The January events
On Thursday January 11, at 20:30
we’ll screen the film by Uri Rosenwaks
THE FILM CLASS
Producers Uri Rosenwaks, Majid Alkamalat
Cinematography Nag’ah Abu Zaeila
“Some two years ago, I came to Rahat, a Bedouin town down in Israel`s Negev Desert, to teach a group of Black Bedouin women a class in filmmaking. Little is known of the Black Bedouins and their history. As a matter of fact, they were brought to the Negev, and the Middle East at large, as slaves. Kidnapped in Africa by Arab slave traders, they were auctioned off in Zanzibar, Saudi Arabia and Egypt, and until 50 years ago, the Black Bedouins were still enslaved by the White ones.
When I first started working with the group, I had no knowledge of it. The women never mentioned the issue, though I found it increasingly intriguing. Only after about 18 months of working and making short films together did I work up the nerve to suggest that we make a film telling the history of the Black Bedouins. Suddenly, a small and modest course in filmmaking became a place in which a great taboo comes into the open. The women still suffering discrimination to this day unveil a story which few have spoken of.”
On Saturday, January 6, at 20:30 there will be an opening of the exhibition
Stories and images from the unrecognized Bedouin villages in the Negev, Israel
The exhibition is the summary of the long-term project by Tal Adler and it will accompanied by lectures and meetings.
150,000 Bedouin, Israeli citizens, live in the Negev.

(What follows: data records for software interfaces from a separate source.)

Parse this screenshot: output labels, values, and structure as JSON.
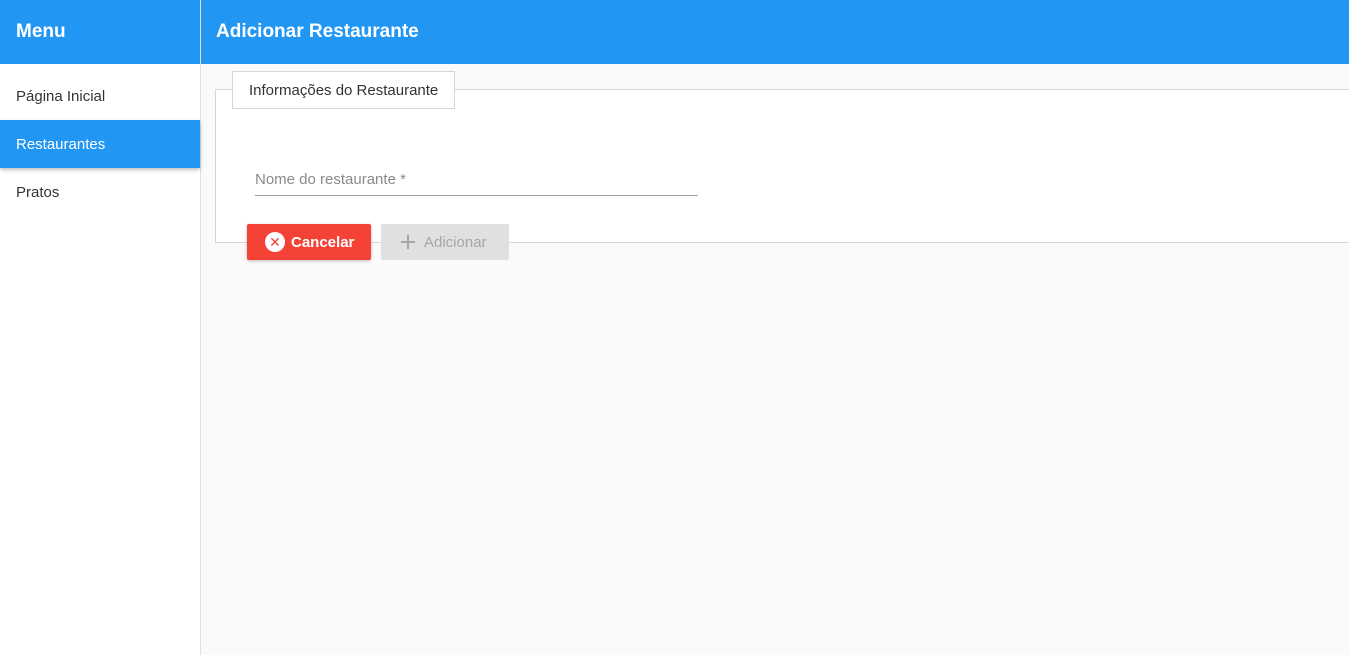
{
  "sidebar": {
    "title": "Menu",
    "items": [
      {
        "label": "Página Inicial",
        "active": false
      },
      {
        "label": "Restaurantes",
        "active": true
      },
      {
        "label": "Pratos",
        "active": false
      }
    ]
  },
  "header": {
    "title": "Adicionar Restaurante"
  },
  "form": {
    "legend": "Informações do Restaurante",
    "name_field": {
      "placeholder": "Nome do restaurante *",
      "value": ""
    },
    "cancel_label": "Cancelar",
    "cancel_icon": "close-circle-icon",
    "add_label": "Adicionar",
    "add_icon": "plus-icon",
    "add_disabled": true
  },
  "colors": {
    "primary": "#2196f3",
    "danger": "#f44336",
    "disabled_bg": "#e0e0e0",
    "disabled_text": "#a6a6a6"
  }
}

About half of them live in villages unrecognized by the state of Israel. Most villages have thousands of residents but the villages are not part of any municipality and do not enjoy basic services as water, education, health facilities, electricity, paved roads, etc.
“The Bedouins are taking over state lands illegally” is a well accepted claim in main stream Israeli public opinion. Reading through the history of the Negev and the state of Israel reveals the opposite: the state took over most of the Bedouin land in the Negev, and this process continues on to this day.
Tal Adler, photographer, artist, teacher and social-political activist, started the “Unrecognized” project in 2003 following reports of Bedouin fields in the Negev which had been sprayed with a toxic substance from the air, by the state. Adler met with individuals, groups, organizations and representatives of the various unrecognized villages. The result is a traveling exhibition of around 35 stories and photographs, one from each unrecognized village. The exhibition is used as a platform for events, lectures and meetings about the unrecognized villages and a chance to get to know their stories and special circumstances.
The January events
On Thursday January 4, at 20:30
we’ll screen the film by Ronen Amar
Producer Osnat Trabelsi
Documentary, 60 min
Hebrew, Eglish Translation
“If there was a moment in my life when I knew what I want of myself, it seems I had missed it. I want to leave my mark in the history books and at the same time I like to sleep and idle. Now I can’t mull over this anymore, the options are in front of me and I have to choose. To learn from my rich uncle and try to devour life like he does, or is it better to get out of the race after money and power and let others to conquer the world.”
The filmmaker Ronen Amar (winner of the first prize at Doc-Aviv festival for “My Family’s Pizza”) follows two totally different characters, both residents of the southern town Netivot which he is originally from.. Amar follows his cousin Eyal Mesika – a succesful building contractor who has decided to run for mayor’s office and change the reality of the town, and his friend Koko Sha’harabani – who has chosen to “withdraw from the race” and search for himself. As the local elections approach, both of Amar’s heros now both face a crossroad in their lives. Both are desperately looking for the right path and both are subject to dilemmas which will ultimately force them to assume responsibility for their destiny.
On Tuesday January 2, at 20:30
we’ll screen the film by Shosh Israeli
A group of orphan children in Kenya exposed for the first time in their life to the making of art.
The movie is in between the complete lack of knowledge and the craving for the art making, through the exposure to different kinds of tools during a few weeks of work.